July 8, 2008 By News Report
Photo: San Diego County, Calif.
e.Republic's Center for Digital Government (Center) has completed this year's evaluation of America's top digital county governments and found many counties using information technology in increasingly innovative ways to improve service to their citizens.
The 2008 Digital Counties Survey -- an annual study by the Center for Digital Government and the National Association of Counties (NACo) -- recognizes the hard work and innovation of county governments, and will honor the top digital counties during NACo's annual conference in Kansas City, Missouri, July 11-15.
"The Digital Counties Survey continues to document the technological progress and innovation of county governments," said Center Executive Director Cathilea Robinett. "Improved service to citizens and more efficient use of government resources are the results. Congratulations to all the winners."
In April, thousands of U.S. counties were invited to participate in the 2008 Digital Counties Survey. County officials responded to questions that included more than 100 measurements and data points about online service delivery, infrastructure, architecture and governance models.
The first-place winners in each of the four population categories are:
View the full list of winners at the Center for Digital Government Web site.
"We are seeing county governments utilizing the efficiencies of technology to deliver services to Americans," said NACo Executive Director Larry E. Naake. "Across a broad spectrum of service delivery needs and budgetary challenges, counties continue to develop improved service delivery options made possible by technology."
This year's survey was underwritten by Hyland Software, developers of OnBase, CDW-G and Microsoft.

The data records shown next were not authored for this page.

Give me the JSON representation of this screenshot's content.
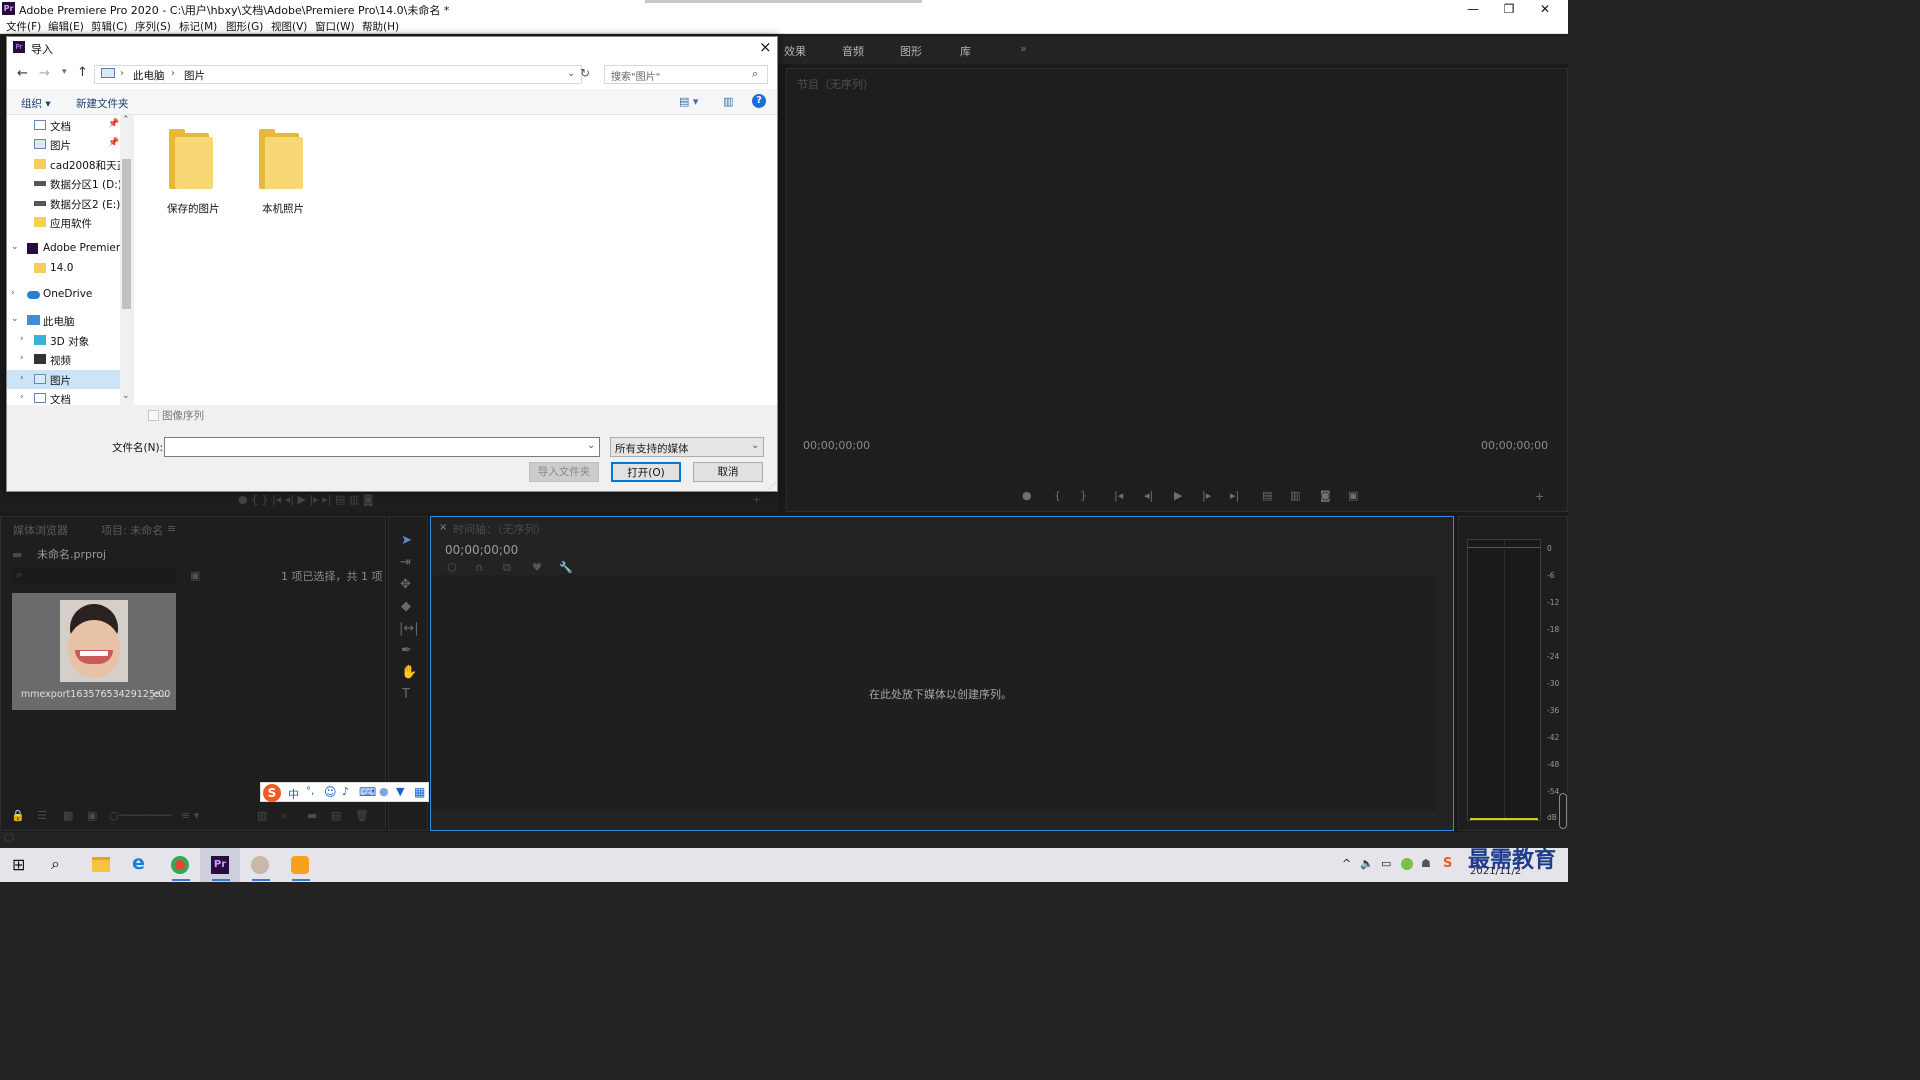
{
  "window": {
    "title": "Adobe Premiere Pro 2020 - C:\\用户\\hbxy\\文档\\Adobe\\Premiere Pro\\14.0\\未命名 *",
    "app_icon": "Pr",
    "minimize": "—",
    "restore": "❐",
    "close": "✕"
  },
  "menu": [
    "文件(F)",
    "编辑(E)",
    "剪辑(C)",
    "序列(S)",
    "标记(M)",
    "图形(G)",
    "视图(V)",
    "窗口(W)",
    "帮助(H)"
  ],
  "top_tabs": [
    "效果",
    "音频",
    "图形",
    "库"
  ],
  "program_monitor": {
    "title": "节目（无序列）",
    "timecode_left": "00;00;00;00",
    "timecode_right": "00;00;00;00"
  },
  "project_panel": {
    "tabs": [
      "媒体浏览器",
      "项目: 未命名"
    ],
    "project_file": "未命名.prproj",
    "selection_status": "1 项已选择，共 1 项",
    "clip_name": "mmexport1635765342912_e...",
    "clip_duration": "5:00"
  },
  "timeline": {
    "title": "时间轴：（无序列）",
    "timecode": "00;00;00;00",
    "empty_message": "在此处放下媒体以创建序列。"
  },
  "audio_meter": {
    "labels": [
      "0",
      "-6",
      "-12",
      "-18",
      "-24",
      "-30",
      "-36",
      "-42",
      "-48",
      "-54",
      "dB"
    ]
  },
  "dialog": {
    "title": "导入",
    "breadcrumb": [
      "此电脑",
      "图片"
    ],
    "search_placeholder": "搜索\"图片\"",
    "toolbar": {
      "organize": "组织 ▾",
      "new_folder": "新建文件夹"
    },
    "nav_tree": [
      {
        "label": "文档",
        "pinned": true
      },
      {
        "label": "图片",
        "pinned": true
      },
      {
        "label": "cad2008和天正"
      },
      {
        "label": "数据分区1 (D:)"
      },
      {
        "label": "数据分区2 (E:)"
      },
      {
        "label": "应用软件"
      },
      {
        "label": "Adobe Premiere"
      },
      {
        "label": "14.0"
      },
      {
        "label": "OneDrive"
      },
      {
        "label": "此电脑"
      },
      {
        "label": "3D 对象"
      },
      {
        "label": "视频"
      },
      {
        "label": "图片"
      },
      {
        "label": "文档"
      }
    ],
    "folders": [
      "保存的图片",
      "本机照片"
    ],
    "image_sequence_label": "图像序列",
    "filename_label": "文件名(N):",
    "filename_value": "",
    "filetype": "所有支持的媒体",
    "import_folder_button": "导入文件夹",
    "open_button": "打开(O)",
    "cancel_button": "取消"
  },
  "ime_toolbar": [
    "中",
    "°,",
    "☺",
    "🎤",
    "⌨",
    "👤",
    "👕",
    "▦"
  ],
  "taskbar": {
    "date": "2021/11/2",
    "watermark": "最需教育"
  }
}
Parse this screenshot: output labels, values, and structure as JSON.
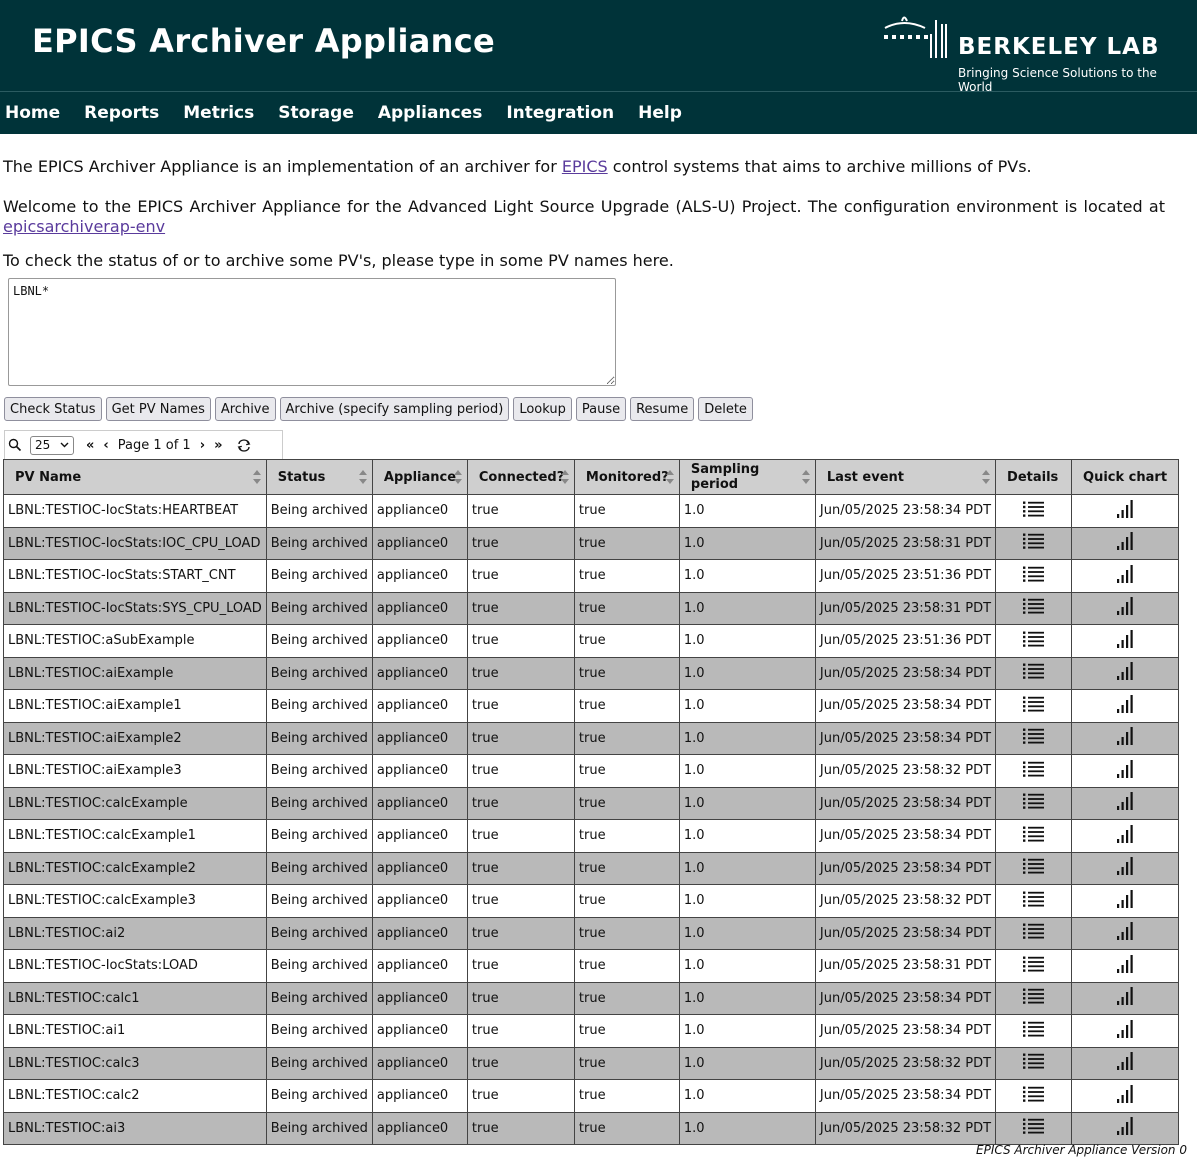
{
  "header": {
    "app_title": "EPICS Archiver Appliance",
    "lab_name": "BERKELEY LAB",
    "lab_tagline": "Bringing Science Solutions to the World"
  },
  "nav": [
    "Home",
    "Reports",
    "Metrics",
    "Storage",
    "Appliances",
    "Integration",
    "Help"
  ],
  "intro": {
    "p1_before": "The EPICS Archiver Appliance is an implementation of an archiver for ",
    "p1_link": "EPICS",
    "p1_after": " control systems that aims to archive millions of PVs.",
    "p2_text": "Welcome to the EPICS Archiver Appliance for the Advanced Light Source Upgrade (ALS-U) Project. The configuration environment is located at ",
    "p2_link": "epicsarchiverap-env",
    "p3": "To check the status of or to archive some PV's, please type in some PV names here."
  },
  "pv_input_value": "LBNL*",
  "buttons": [
    "Check Status",
    "Get PV Names",
    "Archive",
    "Archive (specify sampling period)",
    "Lookup",
    "Pause",
    "Resume",
    "Delete"
  ],
  "toolbar": {
    "page_size": "25",
    "page_label": "Page 1 of 1",
    "first": "«",
    "prev": "‹",
    "next": "›",
    "last": "»"
  },
  "table": {
    "columns": [
      "PV Name",
      "Status",
      "Appliance",
      "Connected?",
      "Monitored?",
      "Sampling period",
      "Last event",
      "Details",
      "Quick chart"
    ],
    "rows": [
      [
        "LBNL:TESTIOC-IocStats:HEARTBEAT",
        "Being archived",
        "appliance0",
        "true",
        "true",
        "1.0",
        "Jun/05/2025 23:58:34 PDT"
      ],
      [
        "LBNL:TESTIOC-IocStats:IOC_CPU_LOAD",
        "Being archived",
        "appliance0",
        "true",
        "true",
        "1.0",
        "Jun/05/2025 23:58:31 PDT"
      ],
      [
        "LBNL:TESTIOC-IocStats:START_CNT",
        "Being archived",
        "appliance0",
        "true",
        "true",
        "1.0",
        "Jun/05/2025 23:51:36 PDT"
      ],
      [
        "LBNL:TESTIOC-IocStats:SYS_CPU_LOAD",
        "Being archived",
        "appliance0",
        "true",
        "true",
        "1.0",
        "Jun/05/2025 23:58:31 PDT"
      ],
      [
        "LBNL:TESTIOC:aSubExample",
        "Being archived",
        "appliance0",
        "true",
        "true",
        "1.0",
        "Jun/05/2025 23:51:36 PDT"
      ],
      [
        "LBNL:TESTIOC:aiExample",
        "Being archived",
        "appliance0",
        "true",
        "true",
        "1.0",
        "Jun/05/2025 23:58:34 PDT"
      ],
      [
        "LBNL:TESTIOC:aiExample1",
        "Being archived",
        "appliance0",
        "true",
        "true",
        "1.0",
        "Jun/05/2025 23:58:34 PDT"
      ],
      [
        "LBNL:TESTIOC:aiExample2",
        "Being archived",
        "appliance0",
        "true",
        "true",
        "1.0",
        "Jun/05/2025 23:58:34 PDT"
      ],
      [
        "LBNL:TESTIOC:aiExample3",
        "Being archived",
        "appliance0",
        "true",
        "true",
        "1.0",
        "Jun/05/2025 23:58:32 PDT"
      ],
      [
        "LBNL:TESTIOC:calcExample",
        "Being archived",
        "appliance0",
        "true",
        "true",
        "1.0",
        "Jun/05/2025 23:58:34 PDT"
      ],
      [
        "LBNL:TESTIOC:calcExample1",
        "Being archived",
        "appliance0",
        "true",
        "true",
        "1.0",
        "Jun/05/2025 23:58:34 PDT"
      ],
      [
        "LBNL:TESTIOC:calcExample2",
        "Being archived",
        "appliance0",
        "true",
        "true",
        "1.0",
        "Jun/05/2025 23:58:34 PDT"
      ],
      [
        "LBNL:TESTIOC:calcExample3",
        "Being archived",
        "appliance0",
        "true",
        "true",
        "1.0",
        "Jun/05/2025 23:58:32 PDT"
      ],
      [
        "LBNL:TESTIOC:ai2",
        "Being archived",
        "appliance0",
        "true",
        "true",
        "1.0",
        "Jun/05/2025 23:58:34 PDT"
      ],
      [
        "LBNL:TESTIOC-IocStats:LOAD",
        "Being archived",
        "appliance0",
        "true",
        "true",
        "1.0",
        "Jun/05/2025 23:58:31 PDT"
      ],
      [
        "LBNL:TESTIOC:calc1",
        "Being archived",
        "appliance0",
        "true",
        "true",
        "1.0",
        "Jun/05/2025 23:58:34 PDT"
      ],
      [
        "LBNL:TESTIOC:ai1",
        "Being archived",
        "appliance0",
        "true",
        "true",
        "1.0",
        "Jun/05/2025 23:58:34 PDT"
      ],
      [
        "LBNL:TESTIOC:calc3",
        "Being archived",
        "appliance0",
        "true",
        "true",
        "1.0",
        "Jun/05/2025 23:58:32 PDT"
      ],
      [
        "LBNL:TESTIOC:calc2",
        "Being archived",
        "appliance0",
        "true",
        "true",
        "1.0",
        "Jun/05/2025 23:58:34 PDT"
      ],
      [
        "LBNL:TESTIOC:ai3",
        "Being archived",
        "appliance0",
        "true",
        "true",
        "1.0",
        "Jun/05/2025 23:58:32 PDT"
      ]
    ]
  },
  "footer_version": "EPICS Archiver Appliance Version 0",
  "icons": {
    "details": "list-icon",
    "quick_chart": "bar-chart-icon",
    "search": "search-icon",
    "refresh": "refresh-icon"
  },
  "colors": {
    "header_bg": "#003339",
    "row_alt": "#b9b9b9",
    "header_row": "#cfcfcf",
    "link": "#5a3b9c"
  }
}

This Digital Communities white paper highlights discussions with IT officials in four counties that have adopted shared services models. Our aim was to learn about the obstacles these governments have faced when it comes to shared services and what it takes to overcome those roadblocks. We also spoke with several members of the IT industry who have thought long and hard about these issues. The paper offers some best practices for shared government-to-government services, but also points out challenges that government and industry still must overcome before this model gains widespread adoption.